Asciminib and ponatinib were similar regarding the PACE ≥ third-line cohort showing the CCyR by 6 months to be 38% vs 34%. At 12 months, the CCyR was 42% vs 43%. The proportion of patients achieving CCyR with asciminib were higher than nilotinib (Tasigna) and dasatinib (Sprycel) with 54% vs 15% by 6 months and 63% vs 31% by 12 months. When comparing TTD, patients remained on asciminib for a longer duration of time compared with nilotinib/dasatinib.

While methodology cannot account for all differences between studies and adjusts only for the reported baseline characters, asciminib showed to have improved and favorable efficacy results compared with conventional third-line chronic phase CML treatments. Asciminib also demonstrated longer TTD and a better safety profile.

Findings from this MAIC analysis can potentially help experts to make decisions and aid research in creating a treatment path for patients who fail 2 or more TKIs and who need effective and safe treatment options.

References:
Attalah EL, Maheshwari V, Mauro MJ, et al. A matching-adjusted indirect comparison of asciminib versus ponatinib, nilotinib and dasatinib in chronic phase chronic myeloid leukemia patients after ≥2 tyrosine kinase inhibitors.
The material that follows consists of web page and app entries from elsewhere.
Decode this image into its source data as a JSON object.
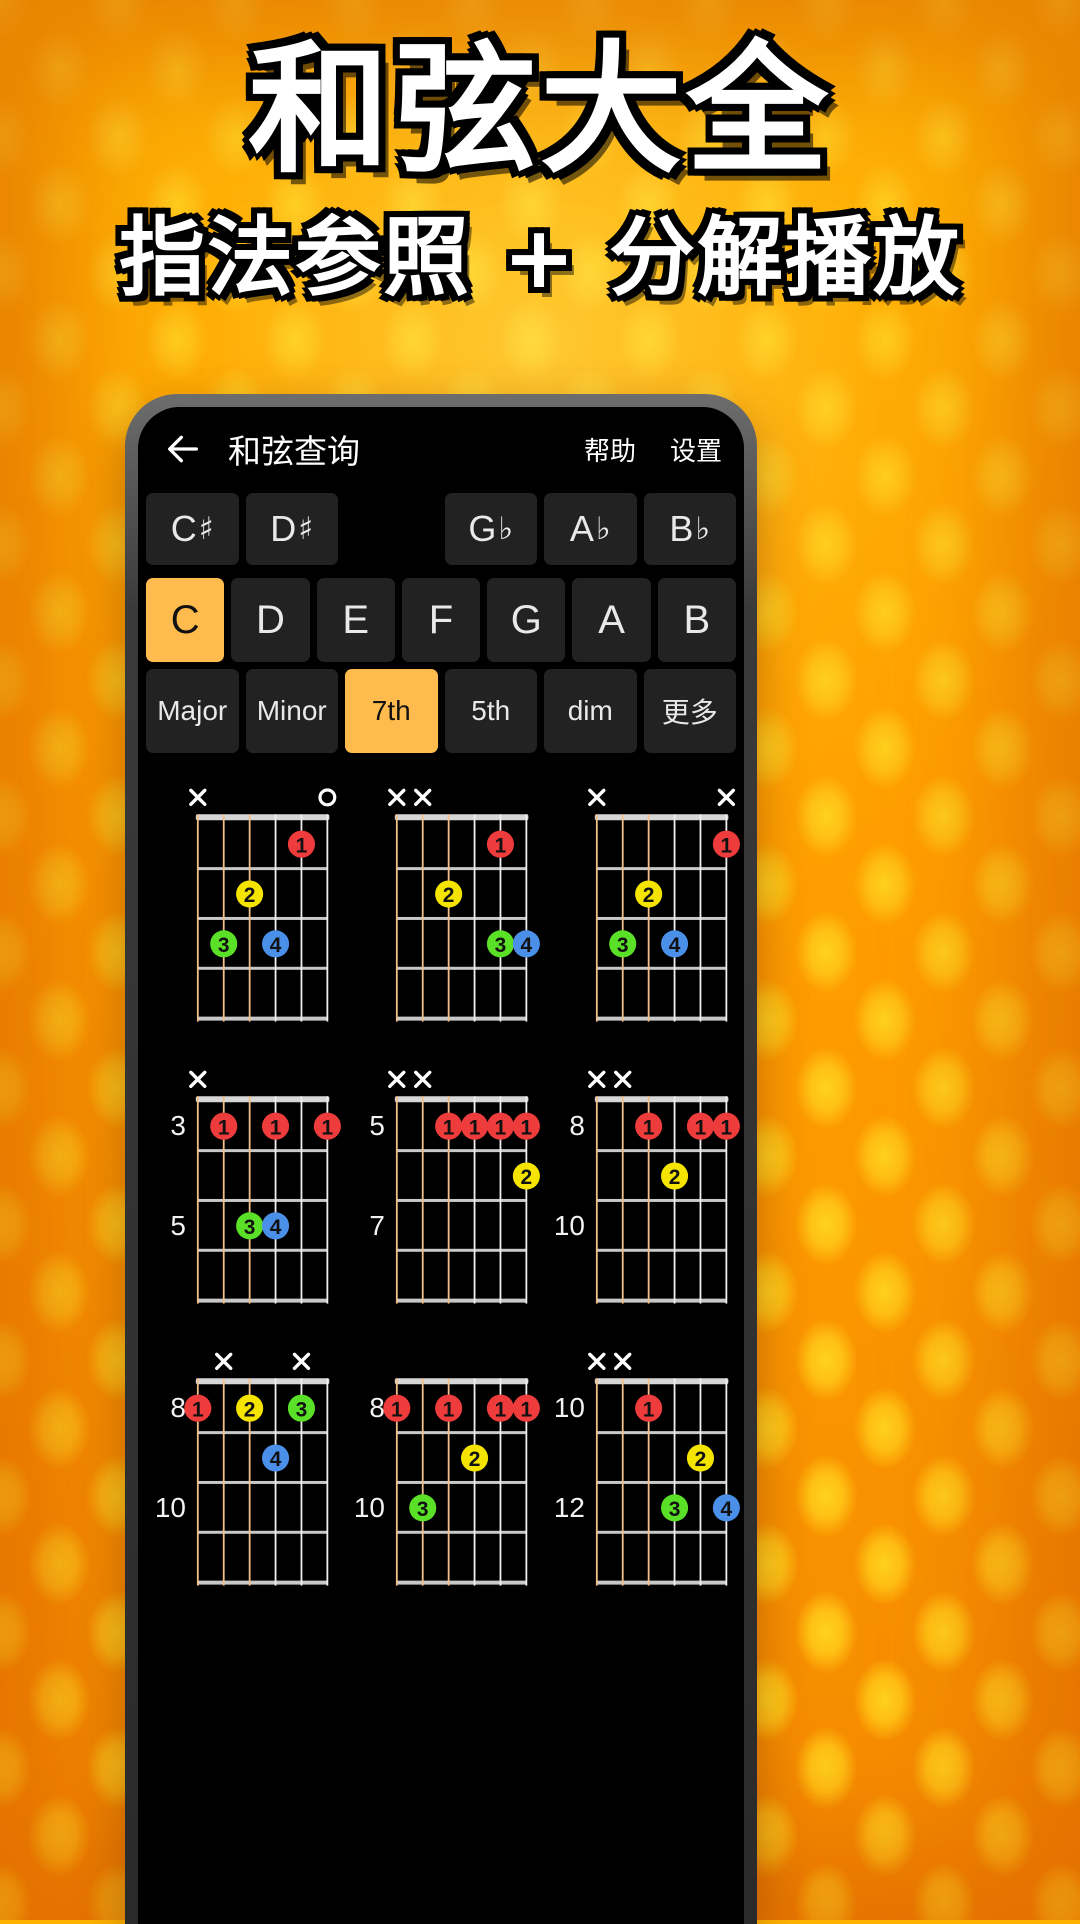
{
  "poster": {
    "headline": "和弦大全",
    "subhead": "指法参照 + 分解播放",
    "bg_color": "#FFA70A",
    "accent_color": "#FFBB4D"
  },
  "appbar": {
    "back_icon": "arrow-left-icon",
    "title": "和弦查询",
    "help_label": "帮助",
    "settings_label": "设置"
  },
  "sharps_row": [
    {
      "label": "C",
      "accidental": "♯",
      "selected": false
    },
    {
      "label": "D",
      "accidental": "♯",
      "selected": false
    },
    {
      "label": "",
      "accidental": "",
      "spacer": true
    },
    {
      "label": "G",
      "accidental": "♭",
      "selected": false
    },
    {
      "label": "A",
      "accidental": "♭",
      "selected": false
    },
    {
      "label": "B",
      "accidental": "♭",
      "selected": false
    }
  ],
  "naturals_row": [
    {
      "label": "C",
      "selected": true
    },
    {
      "label": "D",
      "selected": false
    },
    {
      "label": "E",
      "selected": false
    },
    {
      "label": "F",
      "selected": false
    },
    {
      "label": "G",
      "selected": false
    },
    {
      "label": "A",
      "selected": false
    },
    {
      "label": "B",
      "selected": false
    }
  ],
  "types_row": [
    {
      "label": "Major",
      "selected": false
    },
    {
      "label": "Minor",
      "selected": false
    },
    {
      "label": "7th",
      "selected": true
    },
    {
      "label": "5th",
      "selected": false
    },
    {
      "label": "dim",
      "selected": false
    },
    {
      "label": "更多",
      "selected": false
    }
  ],
  "finger_colors": {
    "1": "#EE3B3B",
    "2": "#F5E400",
    "3": "#5BE028",
    "4": "#4A90E8"
  },
  "chord_diagrams": [
    {
      "index": 0,
      "open_markers": [
        {
          "string": 1,
          "mark": "X"
        },
        {
          "string": 6,
          "mark": "O"
        }
      ],
      "fret_labels": [],
      "nut": true,
      "dots": [
        {
          "string": 5,
          "fret": 1,
          "finger": "1"
        },
        {
          "string": 3,
          "fret": 2,
          "finger": "2"
        },
        {
          "string": 2,
          "fret": 3,
          "finger": "3"
        },
        {
          "string": 4,
          "fret": 3,
          "finger": "4"
        }
      ]
    },
    {
      "index": 1,
      "open_markers": [
        {
          "string": 1,
          "mark": "X"
        },
        {
          "string": 2,
          "mark": "X"
        }
      ],
      "fret_labels": [],
      "nut": true,
      "dots": [
        {
          "string": 5,
          "fret": 1,
          "finger": "1"
        },
        {
          "string": 3,
          "fret": 2,
          "finger": "2"
        },
        {
          "string": 5,
          "fret": 3,
          "finger": "3"
        },
        {
          "string": 6,
          "fret": 3,
          "finger": "4"
        }
      ]
    },
    {
      "index": 2,
      "open_markers": [
        {
          "string": 1,
          "mark": "X"
        },
        {
          "string": 6,
          "mark": "X"
        }
      ],
      "fret_labels": [],
      "nut": true,
      "dots": [
        {
          "string": 6,
          "fret": 1,
          "finger": "1"
        },
        {
          "string": 3,
          "fret": 2,
          "finger": "2"
        },
        {
          "string": 2,
          "fret": 3,
          "finger": "3"
        },
        {
          "string": 4,
          "fret": 3,
          "finger": "4"
        }
      ]
    },
    {
      "index": 3,
      "open_markers": [
        {
          "string": 1,
          "mark": "X"
        }
      ],
      "fret_labels": [
        {
          "fret_row": 1,
          "text": "3"
        },
        {
          "fret_row": 3,
          "text": "5"
        }
      ],
      "nut": false,
      "dots": [
        {
          "string": 2,
          "fret": 1,
          "finger": "1"
        },
        {
          "string": 4,
          "fret": 1,
          "finger": "1"
        },
        {
          "string": 6,
          "fret": 1,
          "finger": "1"
        },
        {
          "string": 3,
          "fret": 3,
          "finger": "3"
        },
        {
          "string": 4,
          "fret": 3,
          "finger": "4"
        }
      ]
    },
    {
      "index": 4,
      "open_markers": [
        {
          "string": 1,
          "mark": "X"
        },
        {
          "string": 2,
          "mark": "X"
        }
      ],
      "fret_labels": [
        {
          "fret_row": 1,
          "text": "5"
        },
        {
          "fret_row": 3,
          "text": "7"
        }
      ],
      "nut": false,
      "dots": [
        {
          "string": 3,
          "fret": 1,
          "finger": "1"
        },
        {
          "string": 4,
          "fret": 1,
          "finger": "1"
        },
        {
          "string": 5,
          "fret": 1,
          "finger": "1"
        },
        {
          "string": 6,
          "fret": 1,
          "finger": "1"
        },
        {
          "string": 6,
          "fret": 2,
          "finger": "2"
        }
      ]
    },
    {
      "index": 5,
      "open_markers": [
        {
          "string": 1,
          "mark": "X"
        },
        {
          "string": 2,
          "mark": "X"
        }
      ],
      "fret_labels": [
        {
          "fret_row": 1,
          "text": "8"
        },
        {
          "fret_row": 3,
          "text": "10"
        }
      ],
      "nut": false,
      "dots": [
        {
          "string": 3,
          "fret": 1,
          "finger": "1"
        },
        {
          "string": 5,
          "fret": 1,
          "finger": "1"
        },
        {
          "string": 6,
          "fret": 1,
          "finger": "1"
        },
        {
          "string": 4,
          "fret": 2,
          "finger": "2"
        }
      ]
    },
    {
      "index": 6,
      "open_markers": [
        {
          "string": 2,
          "mark": "X"
        },
        {
          "string": 5,
          "mark": "X"
        }
      ],
      "fret_labels": [
        {
          "fret_row": 1,
          "text": "8"
        },
        {
          "fret_row": 3,
          "text": "10"
        }
      ],
      "nut": false,
      "dots": [
        {
          "string": 1,
          "fret": 1,
          "finger": "1"
        },
        {
          "string": 3,
          "fret": 1,
          "finger": "2"
        },
        {
          "string": 5,
          "fret": 1,
          "finger": "3"
        },
        {
          "string": 4,
          "fret": 2,
          "finger": "4"
        }
      ]
    },
    {
      "index": 7,
      "open_markers": [],
      "fret_labels": [
        {
          "fret_row": 1,
          "text": "8"
        },
        {
          "fret_row": 3,
          "text": "10"
        }
      ],
      "nut": false,
      "dots": [
        {
          "string": 1,
          "fret": 1,
          "finger": "1"
        },
        {
          "string": 3,
          "fret": 1,
          "finger": "1"
        },
        {
          "string": 5,
          "fret": 1,
          "finger": "1"
        },
        {
          "string": 6,
          "fret": 1,
          "finger": "1"
        },
        {
          "string": 4,
          "fret": 2,
          "finger": "2"
        },
        {
          "string": 2,
          "fret": 3,
          "finger": "3"
        }
      ]
    },
    {
      "index": 8,
      "open_markers": [
        {
          "string": 1,
          "mark": "X"
        },
        {
          "string": 2,
          "mark": "X"
        }
      ],
      "fret_labels": [
        {
          "fret_row": 1,
          "text": "10"
        },
        {
          "fret_row": 3,
          "text": "12"
        }
      ],
      "nut": false,
      "dots": [
        {
          "string": 3,
          "fret": 1,
          "finger": "1"
        },
        {
          "string": 5,
          "fret": 2,
          "finger": "2"
        },
        {
          "string": 4,
          "fret": 3,
          "finger": "3"
        },
        {
          "string": 6,
          "fret": 3,
          "finger": "4"
        }
      ]
    }
  ]
}
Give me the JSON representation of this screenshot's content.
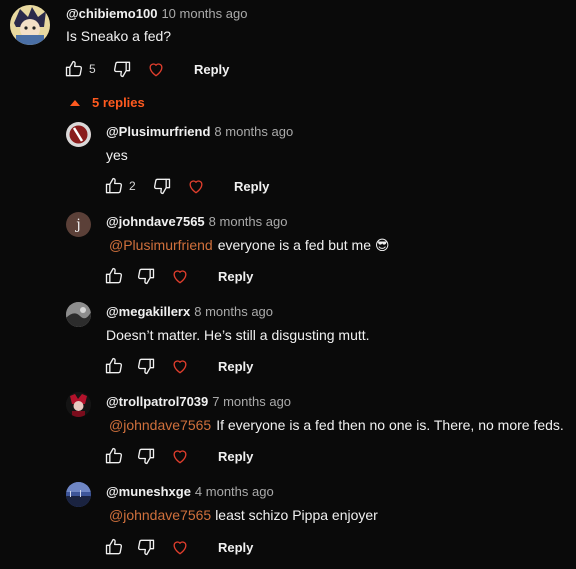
{
  "main_comment": {
    "author": "@chibiemo100",
    "time": "10 months ago",
    "text": "Is Sneako a fed?",
    "likes": "5",
    "reply_label": "Reply"
  },
  "replies_toggle": {
    "label": "5 replies"
  },
  "replies": [
    {
      "author": "@Plusimurfriend",
      "time": "8 months ago",
      "mention": "",
      "text": "yes",
      "likes": "2",
      "reply_label": "Reply"
    },
    {
      "author": "@johndave7565",
      "time": "8 months ago",
      "mention": "@Plusimurfriend",
      "text": "everyone is a fed but me 😎",
      "likes": "",
      "reply_label": "Reply",
      "avatar_letter": "j"
    },
    {
      "author": "@megakillerx",
      "time": "8 months ago",
      "mention": "",
      "text": "Doesn’t matter. He’s still a disgusting mutt.",
      "likes": "",
      "reply_label": "Reply"
    },
    {
      "author": "@trollpatrol7039",
      "time": "7 months ago",
      "mention": "@johndave7565",
      "text": "If everyone is a fed then no one is. There, no more feds.",
      "likes": "",
      "reply_label": "Reply"
    },
    {
      "author": "@muneshxge",
      "time": "4 months ago",
      "mention": "@johndave7565",
      "text": "least schizo Pippa enjoyer",
      "likes": "",
      "reply_label": "Reply"
    }
  ],
  "colors": {
    "accent": "#ff5a1f",
    "mention": "#d0703c",
    "background": "#0a0a0a"
  }
}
Presented at: 2022 International Society for Pharmacoeconomics and Outcomes Research; May 15-18, 2022. Washington, DC.
Réa D, Mauro MJ, Boquimpani C, et al. A phase 3, open-label, randomized study of asciminib, a STAMP inhibitor, vs bosutinib in CML after 2 or more prior TKIs. Blood. 2021;138(21):2031-2041. doi:10.1182/blood.2020009984